SOUTH GEORGIA AND the south SANDWICH ISLANDS
South Georgia is situated 1290 km south east of the Falkland Islands and occupies an area of 3,755 sq km. It is a mountainous sub-Antarctic island, more than half of which is permanently ice covered, with Mount Paget rising to 2,934m.
The South Sandwich Islands lie 760 km south east of South Georgia and comprise a chain of eleven small volcanic islands stretching over 240 km.
The climate is wholly Antarctic and the islands may be surrounded by pack ice during the winter months.
The SGSSI maritime zone occupies in excess of 1,000,000 sq km of the Southern Ocean, equivalent to over four times the terrestrial area of the United Kingdom. Captain Cook claimed South Georgia for the UK in 1775, the year in which he also discovered the South Sandwich Islands. SGSSI has a rich heritage.
Its unique natural environment is internationally recognised and featured in the BBC’s Frozen Planet series in 2011. South Georgia has a prominent history as the gateway to Antarctica for polar explorers, including Sir Ernest Shackleton.
It was also a centre for land-based whaling during the early 20th Century, which provides much of the cultural heritage of the island.
The Territory is internationally recognised for its biological importance, and sustains major populations of seabirds and mammals, including globally threatened species.
The South Sandwich Islands represent a maritime ecosystem scarcely modified by human activities, their only inhabitants being millions of breeding penguins and other seabirds.
The principles of environmental protection and sustainable ecosystem management are enshrined within the Government of SGSSI’s legislation and policies including measures to protect against invasive and non-native species that threaten the natural environment. A programme to eradicate rats – which pose one of the greatest threats – from South Georgia is currently underway.
SGSSI has been under continuous British administration since 1908 apart from a short period of Argentine occupation in 1982. SGSSI has been a separate UK Overseas Territory since 1985, before which it was a Dependency of the Falkland Islands.
There is no indigenous population, although South Georgia is home to two scientific bases maintained by the British Antarctic Survey, as well as SGSSI Government representatives based at the Administrative Centre, King Edward Point.
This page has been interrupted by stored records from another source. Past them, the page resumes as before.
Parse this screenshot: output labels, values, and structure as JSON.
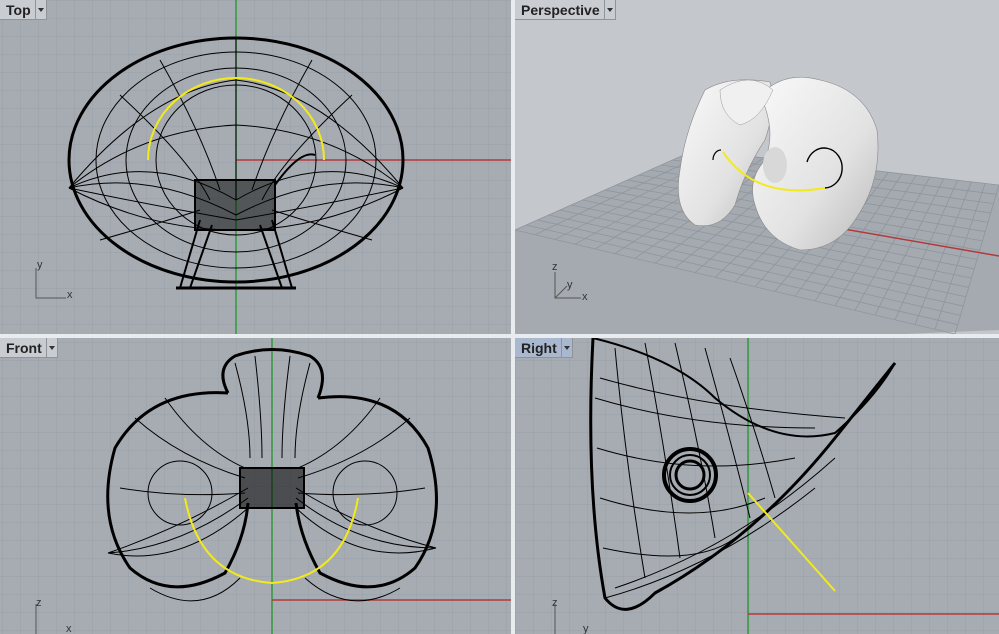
{
  "viewports": {
    "top": {
      "label": "Top",
      "axis_x": "x",
      "axis_y": "y"
    },
    "perspective": {
      "label": "Perspective",
      "axis_x": "x",
      "axis_y": "y",
      "axis_z": "z"
    },
    "front": {
      "label": "Front",
      "axis_x": "x",
      "axis_z": "z"
    },
    "right": {
      "label": "Right",
      "axis_y": "y",
      "axis_z": "z"
    }
  },
  "colors": {
    "viewport_bg": "#a7acb3",
    "perspective_bg": "#c4c8cd",
    "grid_line": "#9aa0a8",
    "x_axis": "#b23a3a",
    "y_axis": "#2e9a3c",
    "wire": "#000000",
    "selected_curve": "#f2ea1a",
    "active_tab": "#aab8cf"
  },
  "icons": {
    "tab_menu": "dropdown-arrow-icon"
  }
}
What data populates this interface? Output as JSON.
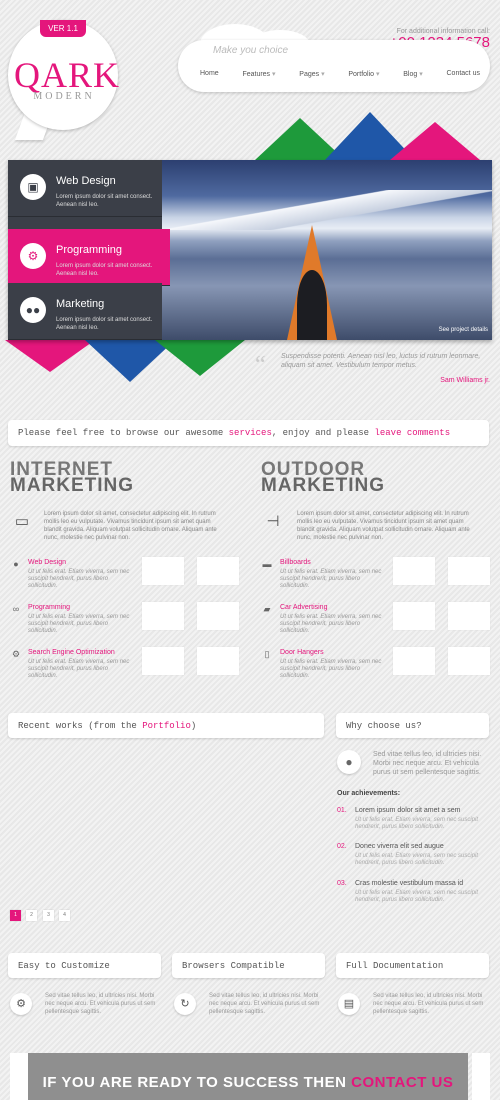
{
  "logo": {
    "version": "VER 1.1",
    "name": "QARK",
    "sub": "MODERN"
  },
  "header": {
    "info": "For additional information call:",
    "phone": "+00 1234 5678",
    "slogan": "Make you choice",
    "nav": [
      "Home",
      "Features",
      "Pages",
      "Portfolio",
      "Blog",
      "Contact us"
    ]
  },
  "slider": {
    "tabs": [
      {
        "title": "Web Design",
        "desc": "Lorem ipsum dolor sit amet consect. Aenean nisl leo.",
        "icon": "image-icon"
      },
      {
        "title": "Programming",
        "desc": "Lorem ipsum dolor sit amet consect. Aenean nisl leo.",
        "icon": "gear-icon"
      },
      {
        "title": "Marketing",
        "desc": "Lorem ipsum dolor sit amet consect. Aenean nisl leo.",
        "icon": "users-icon"
      }
    ],
    "see_project": "See project details"
  },
  "testimonial": {
    "text": "Suspendisse potenti. Aenean nisl leo, luctus id rutrum leonmare, aliquam sit amet. Vestibulum tempor metus.",
    "author": "Sam Williams jr."
  },
  "intro": {
    "pre": "Please feel free to browse our awesome ",
    "link1": "services",
    "mid": ", enjoy and please ",
    "link2": "leave comments"
  },
  "internet": {
    "title1": "INTERNET",
    "title2": "MARKETING",
    "text": "Lorem ipsum dolor sit amet, consectetur adipiscing elit. In rutrum mollis leo eu vulputate. Vivamus tincidunt ipsum sit amet quam blandit gravida. Aliquam volutpat sollicitudin ornare. Aliquam ante nunc, molestie nec pulvinar non.",
    "items": [
      {
        "title": "Web Design",
        "desc": "Ut ut felis erat. Etiam viverra, sem nec suscipit hendrerit, purus libero sollicitudin."
      },
      {
        "title": "Programming",
        "desc": "Ut ut felis erat. Etiam viverra, sem nec suscipit hendrerit, purus libero sollicitudin."
      },
      {
        "title": "Search Engine Optimization",
        "desc": "Ut ut felis erat. Etiam viverra, sem nec suscipit hendrerit, purus libero sollicitudin."
      }
    ]
  },
  "outdoor": {
    "title1": "OUTDOOR",
    "title2": "MARKETING",
    "text": "Lorem ipsum dolor sit amet, consectetur adipiscing elit. In rutrum mollis leo eu vulputate. Vivamus tincidunt ipsum sit amet quam blandit gravida. Aliquam volutpat sollicitudin ornare. Aliquam ante nunc, molestie nec pulvinar non.",
    "items": [
      {
        "title": "Billboards",
        "desc": "Ut ut felis erat. Etiam viverra, sem nec suscipit hendrerit, purus libero sollicitudin."
      },
      {
        "title": "Car Advertising",
        "desc": "Ut ut felis erat. Etiam viverra, sem nec suscipit hendrerit, purus libero sollicitudin."
      },
      {
        "title": "Door Hangers",
        "desc": "Ut ut felis erat. Etiam viverra, sem nec suscipit hendrerit, purus libero sollicitudin."
      }
    ]
  },
  "recent": {
    "pre": "Recent works (from the ",
    "link": "Portfolio",
    "post": ")",
    "pages": [
      "1",
      "2",
      "3",
      "4"
    ]
  },
  "why": {
    "title": "Why choose us?",
    "text": "Sed vitae tellus leo, id ultricies nisi. Morbi nec neque arcu. Et vehicula purus ut sem pellentesque sagittis.",
    "achievements_title": "Our achievements:",
    "items": [
      {
        "num": "01.",
        "title": "Lorem ipsum dolor sit amet a sem",
        "desc": "Ut ut felis erat. Etiam viverra, sem nec suscipit hendrerit, purus libero sollicitudin."
      },
      {
        "num": "02.",
        "title": "Donec viverra elit sed augue",
        "desc": "Ut ut felis erat. Etiam viverra, sem nec suscipit hendrerit, purus libero sollicitudin."
      },
      {
        "num": "03.",
        "title": "Cras molestie vestibulum massa id",
        "desc": "Ut ut felis erat. Etiam viverra, sem nec suscipit hendrerit, purus libero sollicitudin."
      }
    ]
  },
  "features": [
    {
      "title": "Easy to Customize",
      "desc": "Sed vitae tellus leo, id ultricies nisi. Morbi nec neque arcu. Et vehicula purus ut sem pellentesque sagittis."
    },
    {
      "title": "Browsers Compatible",
      "desc": "Sed vitae tellus leo, id ultricies nisi. Morbi nec neque arcu. Et vehicula purus ut sem pellentesque sagittis."
    },
    {
      "title": "Full Documentation",
      "desc": "Sed vitae tellus leo, id ultricies nisi. Morbi nec neque arcu. Et vehicula purus ut sem pellentesque sagittis."
    }
  ],
  "cta": {
    "pre": "IF YOU ARE READY TO SUCCESS THEN ",
    "link": "CONTACT US"
  },
  "colors": {
    "accent": "#e4167c",
    "dark": "#3b3f48",
    "green": "#1e9a3b",
    "blue": "#1f57a8"
  }
}
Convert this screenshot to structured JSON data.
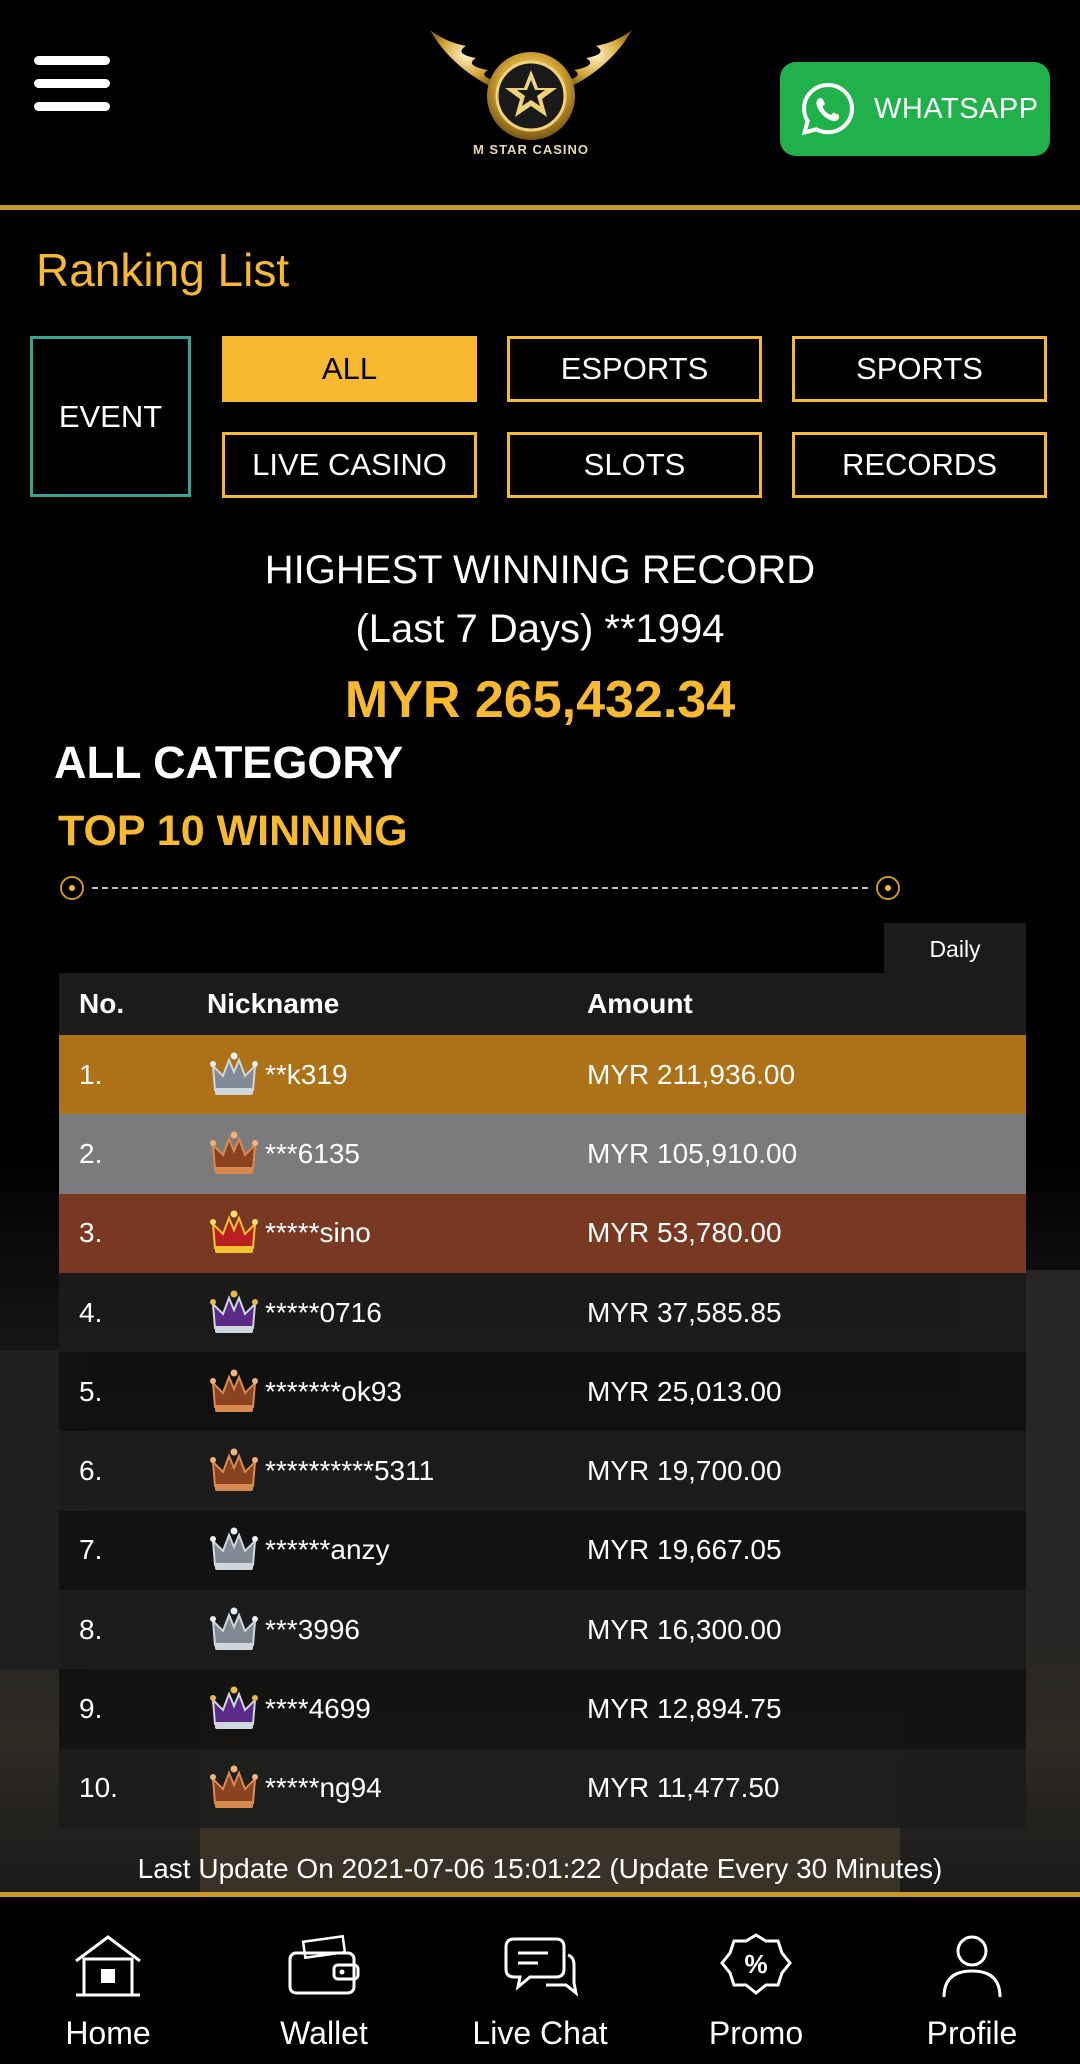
{
  "header": {
    "logo_text": "M STAR CASINO",
    "whatsapp_label": "WHATSAPP"
  },
  "ranking": {
    "title": "Ranking List",
    "event_label": "EVENT",
    "tabs": [
      {
        "label": "ALL",
        "active": true
      },
      {
        "label": "ESPORTS",
        "active": false
      },
      {
        "label": "SPORTS",
        "active": false
      },
      {
        "label": "LIVE CASINO",
        "active": false
      },
      {
        "label": "SLOTS",
        "active": false
      },
      {
        "label": "RECORDS",
        "active": false
      }
    ]
  },
  "highest": {
    "line1": "HIGHEST WINNING RECORD",
    "line2": "(Last 7 Days) **1994",
    "amount": "MYR 265,432.34"
  },
  "category": {
    "title": "ALL CATEGORY",
    "subtitle": "TOP 10 WINNING"
  },
  "table": {
    "period_tab": "Daily",
    "headers": {
      "no": "No.",
      "nickname": "Nickname",
      "amount": "Amount"
    },
    "rows": [
      {
        "no": "1.",
        "nickname": "**k319",
        "amount": "MYR 211,936.00",
        "crown": "silver-crown-icon",
        "highlight": "#ad7118"
      },
      {
        "no": "2.",
        "nickname": "***6135",
        "amount": "MYR 105,910.00",
        "crown": "bronze-crown-icon",
        "highlight": "#7b7b7b"
      },
      {
        "no": "3.",
        "nickname": "*****sino",
        "amount": "MYR 53,780.00",
        "crown": "gold-crown-icon",
        "highlight": "#783822"
      },
      {
        "no": "4.",
        "nickname": "*****0716",
        "amount": "MYR 37,585.85",
        "crown": "purple-crown-icon",
        "highlight": ""
      },
      {
        "no": "5.",
        "nickname": "*******ok93",
        "amount": "MYR 25,013.00",
        "crown": "bronze-crown-icon",
        "highlight": ""
      },
      {
        "no": "6.",
        "nickname": "**********5311",
        "amount": "MYR 19,700.00",
        "crown": "bronze-crown-icon",
        "highlight": ""
      },
      {
        "no": "7.",
        "nickname": "******anzy",
        "amount": "MYR 19,667.05",
        "crown": "silver-crown-icon",
        "highlight": ""
      },
      {
        "no": "8.",
        "nickname": "***3996",
        "amount": "MYR 16,300.00",
        "crown": "silver-crown-icon",
        "highlight": ""
      },
      {
        "no": "9.",
        "nickname": "****4699",
        "amount": "MYR 12,894.75",
        "crown": "purple-crown-icon",
        "highlight": ""
      },
      {
        "no": "10.",
        "nickname": "*****ng94",
        "amount": "MYR 11,477.50",
        "crown": "bronze-crown-icon",
        "highlight": ""
      }
    ],
    "last_update": "Last Update On 2021-07-06 15:01:22 (Update Every 30 Minutes)"
  },
  "bottom_nav": [
    {
      "label": "Home",
      "icon": "home-icon"
    },
    {
      "label": "Wallet",
      "icon": "wallet-icon"
    },
    {
      "label": "Live Chat",
      "icon": "chat-icon"
    },
    {
      "label": "Promo",
      "icon": "promo-icon"
    },
    {
      "label": "Profile",
      "icon": "profile-icon"
    }
  ],
  "colors": {
    "accent": "#f6b92f",
    "border_gold": "#c9982a",
    "whatsapp": "#21b14b",
    "event_border": "#3aa494"
  }
}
SGSSI has its own constitution and is administered by a Commissioner, who is currently the person who holds the office of Governor of the Falkland Islands, based in Stanley.
The Commissioner is supported by officials of the Government of SGSSI. The Government of SGSSI is responsible for making its own laws which cover the principal activities of the Territory.
This legislation is in line with, and implements, regulations under the Antarctic Treaty System (including the Commission for the Conservation of Antarctic Marine Living Resources (CCAMLR)) and other international agreements.
The UK retains overall responsibility for good governance, defence and foreign policy. In consultation with stakeholders the Government of SGSSI and the UK have developed complementary rolling five year strategies which underpin our respective activities.
SGSSI is self-inancing and generates income primarily through isheries and tourism. Fishing is the lifeblood of the economy and generates over 75% of the Territory’s revenue.
The toothish fishery exceeds the standards laid down by CCAMLR and is the third highest scoring Marine Stewardship Council certiied ishery in the world. Its management is underpinned by scientiic research, much of it conducted on South Georgia.
The Government of SGSSI also issues a range of stamps and coins annually which generated over £150,000 in revenue in 2010.
Tourism contributes over 15% of revenues and over 7000 visitors arrive in South Georgia every year, many of them en route to the Antarctic Peninsula.